Folk wisdom teaches that life is a journey, a pilgrimage, we sometimes say. American author Ralph Waldo Emerson once noted, “To finish the moment, to find the journey’s end in every step of the road, to live the greatest number of good hours, is wisdom.” All of this we consider valid in our daily activities, but perhaps it is one of the signs of the times that Christ tells us we are despising in our spiritual life.
In our mind, we do not adequately contemplate the value of each moment (scarce Recollection), we let ourselves be carried away by the impression that we have no strength, or by discouragement (unhealthy Quietude) or perhaps our capacity for union, our Unitive Faculty becomes a slave of the world and of our character and is incredibly incapable of doing what we understand to be good and would like to undertake.
Then, because of this lack of unity in our soul, which only the Spirit of the Gospel can give us, we procrastinate, we postpone what is really important in an incredible way and… tragic things happen. But perhaps it is better to illustrate it with a little humor:
A man was cleaning out his desk and found a shoe repair ticket that was ten years old. He figured he had nothing to lose to try to collect his shoes. He presented it to the repairman, who was gone for several minutes. He returned and gave the ticket back to the man, who asked, Couldn’t you find my shoes? The repairman replied, Oh, I found them; they’ll be ready next Friday.
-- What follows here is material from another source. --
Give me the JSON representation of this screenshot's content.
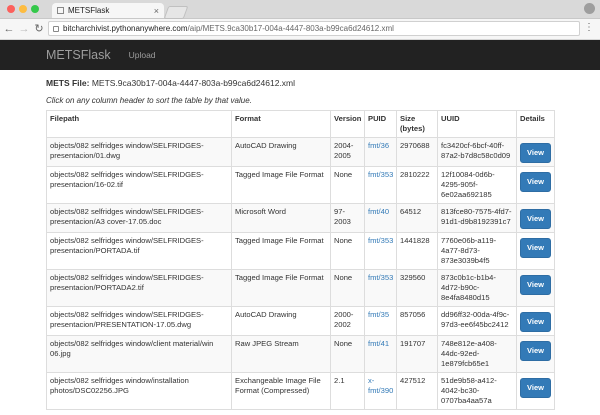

We should not be mistaken with today’s Gospel text. The coming of God, now and at the end of time, is not a threat. It is that we must patiently prepare ourselves, as Noah did, being faithful in the little things, such as taking two little birds, a couple of dogs or mice to the Ark. His contemporaries laughed at him: the interesting thing was to sow, eat, harvest, work… as if we were eternal inhabitants of this world.
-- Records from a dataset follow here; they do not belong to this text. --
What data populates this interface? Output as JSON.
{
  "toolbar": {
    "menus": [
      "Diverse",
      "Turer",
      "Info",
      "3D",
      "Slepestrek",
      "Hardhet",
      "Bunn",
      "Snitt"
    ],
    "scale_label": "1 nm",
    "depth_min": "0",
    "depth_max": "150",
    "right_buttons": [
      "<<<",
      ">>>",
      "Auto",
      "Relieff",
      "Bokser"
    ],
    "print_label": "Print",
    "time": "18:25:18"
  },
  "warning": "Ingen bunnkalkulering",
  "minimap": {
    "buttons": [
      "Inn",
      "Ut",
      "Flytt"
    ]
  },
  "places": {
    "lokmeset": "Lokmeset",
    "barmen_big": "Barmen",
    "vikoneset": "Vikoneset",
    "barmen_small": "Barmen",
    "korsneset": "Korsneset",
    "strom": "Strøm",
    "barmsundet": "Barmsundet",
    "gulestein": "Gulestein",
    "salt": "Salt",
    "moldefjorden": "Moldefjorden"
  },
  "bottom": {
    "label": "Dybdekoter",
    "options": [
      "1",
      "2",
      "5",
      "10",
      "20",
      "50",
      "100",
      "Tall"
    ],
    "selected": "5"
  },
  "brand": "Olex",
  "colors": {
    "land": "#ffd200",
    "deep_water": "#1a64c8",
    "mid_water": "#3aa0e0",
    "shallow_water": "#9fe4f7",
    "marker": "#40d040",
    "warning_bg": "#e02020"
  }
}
To be alert, to awaken spiritually, is not a one-time event, but a journey, a true series of ecstasies that we cannot cut short, because only God knows its importance, even if sometimes we despise – like Noah’s contemporaries – the value of each instant… perhaps, in our hearts, we think that it is enough to continue studying, working, organizing and being efficient.
But on this journey, God allows us to see storms, darkness, tears and joys. Or the rainbow. He always wants to tell us something with the signs of the times, even if it is with the small stones along the way.
Isaiah reminds us to trust in God, amid the tragedies that sometimes occur in our daily lives. Our marriage may break up; our best efforts to do good seem fruitless; we may lose our job, discover that we have a terminal illness, or become estranged from our children. In all such situations, when we feel overwhelmed by disaster and feel that our lives have no meaning, let us remember that it is always possible to follow the prophet’s advice: “O house of Jacob, come, let us walk in the light of the Lord!”DOWNLOAD PDF